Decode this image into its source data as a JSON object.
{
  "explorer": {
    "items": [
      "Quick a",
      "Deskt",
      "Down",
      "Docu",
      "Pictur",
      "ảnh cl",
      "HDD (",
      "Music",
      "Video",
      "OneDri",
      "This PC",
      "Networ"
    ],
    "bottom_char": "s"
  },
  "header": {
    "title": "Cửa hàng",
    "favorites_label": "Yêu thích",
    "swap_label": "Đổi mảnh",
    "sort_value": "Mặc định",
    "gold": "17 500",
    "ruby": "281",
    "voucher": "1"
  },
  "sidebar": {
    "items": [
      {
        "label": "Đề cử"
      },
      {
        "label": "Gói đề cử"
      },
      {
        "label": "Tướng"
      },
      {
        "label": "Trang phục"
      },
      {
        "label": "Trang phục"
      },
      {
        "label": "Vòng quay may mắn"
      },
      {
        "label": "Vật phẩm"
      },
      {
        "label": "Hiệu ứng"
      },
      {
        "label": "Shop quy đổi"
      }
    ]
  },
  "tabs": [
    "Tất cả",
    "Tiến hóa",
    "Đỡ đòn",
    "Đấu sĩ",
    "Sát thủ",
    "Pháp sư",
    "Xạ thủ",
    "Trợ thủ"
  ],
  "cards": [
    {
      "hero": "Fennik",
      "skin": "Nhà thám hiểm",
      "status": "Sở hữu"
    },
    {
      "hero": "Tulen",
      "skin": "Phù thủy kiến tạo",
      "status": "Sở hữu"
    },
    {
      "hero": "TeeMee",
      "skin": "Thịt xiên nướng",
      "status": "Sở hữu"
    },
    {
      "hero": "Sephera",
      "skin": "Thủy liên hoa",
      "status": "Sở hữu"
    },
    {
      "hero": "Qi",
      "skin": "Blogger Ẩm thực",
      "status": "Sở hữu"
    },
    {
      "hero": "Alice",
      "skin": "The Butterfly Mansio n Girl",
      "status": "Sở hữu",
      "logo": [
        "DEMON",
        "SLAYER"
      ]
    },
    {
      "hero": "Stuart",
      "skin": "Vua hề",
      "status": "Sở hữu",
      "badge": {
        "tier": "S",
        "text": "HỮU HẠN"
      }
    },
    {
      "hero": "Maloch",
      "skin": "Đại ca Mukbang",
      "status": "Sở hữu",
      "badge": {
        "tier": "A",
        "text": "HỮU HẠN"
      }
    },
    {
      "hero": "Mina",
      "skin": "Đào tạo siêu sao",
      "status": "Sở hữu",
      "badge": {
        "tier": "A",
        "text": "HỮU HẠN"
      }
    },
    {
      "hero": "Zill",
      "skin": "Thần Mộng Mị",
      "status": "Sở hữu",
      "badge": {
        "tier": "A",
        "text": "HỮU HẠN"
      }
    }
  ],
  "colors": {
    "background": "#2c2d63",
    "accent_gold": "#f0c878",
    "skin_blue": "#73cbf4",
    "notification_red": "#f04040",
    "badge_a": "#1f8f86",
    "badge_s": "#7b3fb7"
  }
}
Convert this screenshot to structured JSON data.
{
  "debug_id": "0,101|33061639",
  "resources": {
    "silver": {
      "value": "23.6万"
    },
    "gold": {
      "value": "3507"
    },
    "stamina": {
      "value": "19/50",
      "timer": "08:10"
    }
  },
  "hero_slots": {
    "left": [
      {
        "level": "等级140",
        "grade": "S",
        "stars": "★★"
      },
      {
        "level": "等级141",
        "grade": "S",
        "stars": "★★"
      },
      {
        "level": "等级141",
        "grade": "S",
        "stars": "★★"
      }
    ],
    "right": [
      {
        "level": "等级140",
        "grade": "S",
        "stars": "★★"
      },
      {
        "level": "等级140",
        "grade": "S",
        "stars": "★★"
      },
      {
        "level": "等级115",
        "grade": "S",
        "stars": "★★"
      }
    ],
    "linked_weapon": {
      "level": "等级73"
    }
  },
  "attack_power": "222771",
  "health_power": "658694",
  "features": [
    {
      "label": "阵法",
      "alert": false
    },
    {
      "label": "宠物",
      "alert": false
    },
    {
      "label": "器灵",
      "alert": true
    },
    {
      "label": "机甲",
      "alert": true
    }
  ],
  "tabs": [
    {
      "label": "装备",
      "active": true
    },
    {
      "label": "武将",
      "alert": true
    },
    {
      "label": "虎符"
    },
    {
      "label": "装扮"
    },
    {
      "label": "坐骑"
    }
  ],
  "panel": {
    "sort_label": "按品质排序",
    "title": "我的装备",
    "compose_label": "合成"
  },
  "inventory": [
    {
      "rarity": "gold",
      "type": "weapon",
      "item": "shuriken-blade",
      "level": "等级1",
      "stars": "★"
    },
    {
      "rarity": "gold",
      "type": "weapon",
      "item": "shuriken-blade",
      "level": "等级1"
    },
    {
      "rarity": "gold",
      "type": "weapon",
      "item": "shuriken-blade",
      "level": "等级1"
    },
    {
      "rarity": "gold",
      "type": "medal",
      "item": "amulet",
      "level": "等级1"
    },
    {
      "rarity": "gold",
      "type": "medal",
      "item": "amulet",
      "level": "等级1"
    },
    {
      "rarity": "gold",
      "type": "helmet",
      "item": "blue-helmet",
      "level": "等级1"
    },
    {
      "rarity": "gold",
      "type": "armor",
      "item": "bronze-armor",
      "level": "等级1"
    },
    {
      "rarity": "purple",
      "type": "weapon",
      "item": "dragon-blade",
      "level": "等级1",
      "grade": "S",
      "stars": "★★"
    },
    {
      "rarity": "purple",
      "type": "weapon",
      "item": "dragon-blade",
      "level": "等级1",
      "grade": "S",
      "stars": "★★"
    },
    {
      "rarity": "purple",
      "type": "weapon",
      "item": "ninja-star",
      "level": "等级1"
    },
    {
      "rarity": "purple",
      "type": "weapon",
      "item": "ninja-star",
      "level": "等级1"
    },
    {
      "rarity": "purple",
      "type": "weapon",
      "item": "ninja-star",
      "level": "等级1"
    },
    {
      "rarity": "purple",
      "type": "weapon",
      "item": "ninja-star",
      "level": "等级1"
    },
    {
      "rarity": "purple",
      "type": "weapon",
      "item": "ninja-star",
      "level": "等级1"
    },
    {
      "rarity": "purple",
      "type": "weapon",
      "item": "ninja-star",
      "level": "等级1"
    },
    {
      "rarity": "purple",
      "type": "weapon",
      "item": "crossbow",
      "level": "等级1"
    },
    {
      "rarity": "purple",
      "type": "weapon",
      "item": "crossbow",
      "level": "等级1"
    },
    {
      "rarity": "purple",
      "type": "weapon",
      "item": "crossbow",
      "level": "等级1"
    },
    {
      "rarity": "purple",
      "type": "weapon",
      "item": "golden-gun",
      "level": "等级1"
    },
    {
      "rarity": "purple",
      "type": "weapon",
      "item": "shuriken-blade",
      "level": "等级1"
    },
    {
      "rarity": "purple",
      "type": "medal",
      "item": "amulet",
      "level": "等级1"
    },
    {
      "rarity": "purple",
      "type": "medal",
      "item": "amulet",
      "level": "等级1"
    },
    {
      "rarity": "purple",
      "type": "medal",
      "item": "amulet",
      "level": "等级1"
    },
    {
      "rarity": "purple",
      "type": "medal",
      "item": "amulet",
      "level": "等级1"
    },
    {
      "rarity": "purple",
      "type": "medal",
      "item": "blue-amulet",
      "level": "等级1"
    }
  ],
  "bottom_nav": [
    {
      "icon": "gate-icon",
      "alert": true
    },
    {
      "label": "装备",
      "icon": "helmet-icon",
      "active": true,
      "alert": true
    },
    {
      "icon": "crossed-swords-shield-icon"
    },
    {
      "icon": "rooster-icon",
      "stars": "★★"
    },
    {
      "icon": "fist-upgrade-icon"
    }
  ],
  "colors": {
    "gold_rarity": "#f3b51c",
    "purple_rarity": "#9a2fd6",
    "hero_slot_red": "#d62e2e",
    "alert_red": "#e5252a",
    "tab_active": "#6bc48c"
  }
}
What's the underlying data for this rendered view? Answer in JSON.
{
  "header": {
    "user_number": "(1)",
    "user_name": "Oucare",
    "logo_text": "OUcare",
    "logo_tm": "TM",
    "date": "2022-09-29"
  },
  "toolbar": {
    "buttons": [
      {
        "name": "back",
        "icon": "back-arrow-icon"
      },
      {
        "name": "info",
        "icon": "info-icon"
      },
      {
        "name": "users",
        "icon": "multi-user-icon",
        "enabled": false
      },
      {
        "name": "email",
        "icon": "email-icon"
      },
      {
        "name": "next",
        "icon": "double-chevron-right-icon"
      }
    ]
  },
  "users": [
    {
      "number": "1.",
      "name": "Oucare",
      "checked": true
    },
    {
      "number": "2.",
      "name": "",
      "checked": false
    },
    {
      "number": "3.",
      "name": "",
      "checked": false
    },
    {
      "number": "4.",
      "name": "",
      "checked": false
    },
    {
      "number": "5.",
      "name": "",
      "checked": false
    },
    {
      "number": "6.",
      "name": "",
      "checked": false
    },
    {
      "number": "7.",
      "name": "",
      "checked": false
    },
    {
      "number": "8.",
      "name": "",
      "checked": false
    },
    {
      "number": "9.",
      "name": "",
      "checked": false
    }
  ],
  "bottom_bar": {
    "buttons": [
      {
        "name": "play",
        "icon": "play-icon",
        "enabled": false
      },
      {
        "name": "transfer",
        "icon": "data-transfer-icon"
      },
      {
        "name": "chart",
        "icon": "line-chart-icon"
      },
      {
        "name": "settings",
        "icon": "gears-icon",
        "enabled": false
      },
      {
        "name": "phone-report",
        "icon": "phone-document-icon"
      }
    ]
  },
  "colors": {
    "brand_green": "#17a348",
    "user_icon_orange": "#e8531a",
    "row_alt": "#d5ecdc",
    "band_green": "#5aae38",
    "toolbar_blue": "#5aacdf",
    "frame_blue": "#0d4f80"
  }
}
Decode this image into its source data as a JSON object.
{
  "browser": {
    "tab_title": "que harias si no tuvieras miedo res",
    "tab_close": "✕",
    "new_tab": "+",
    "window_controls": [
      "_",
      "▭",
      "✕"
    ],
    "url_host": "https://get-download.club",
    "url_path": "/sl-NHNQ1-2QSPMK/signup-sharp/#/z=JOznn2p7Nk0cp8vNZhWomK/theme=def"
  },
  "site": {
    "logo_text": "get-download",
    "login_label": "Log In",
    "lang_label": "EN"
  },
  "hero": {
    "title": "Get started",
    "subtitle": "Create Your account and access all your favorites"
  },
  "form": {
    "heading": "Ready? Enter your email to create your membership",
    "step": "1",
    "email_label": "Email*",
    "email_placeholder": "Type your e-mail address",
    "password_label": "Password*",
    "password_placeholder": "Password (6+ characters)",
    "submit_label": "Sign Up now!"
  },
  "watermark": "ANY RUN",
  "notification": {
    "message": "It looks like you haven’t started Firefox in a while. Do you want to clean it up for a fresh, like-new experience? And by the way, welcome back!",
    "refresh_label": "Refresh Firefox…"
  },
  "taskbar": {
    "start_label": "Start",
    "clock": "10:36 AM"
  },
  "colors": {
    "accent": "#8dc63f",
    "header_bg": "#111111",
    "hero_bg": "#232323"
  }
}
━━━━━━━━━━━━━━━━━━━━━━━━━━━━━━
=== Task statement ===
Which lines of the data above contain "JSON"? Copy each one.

=== Answer to the problem ===
Decode this image into its source data as a JSON object.
Convert this screenshot to structured JSON data.
What's the underlying data for this rendered view? Answer in JSON.
Decode this image into its source data as a JSON object.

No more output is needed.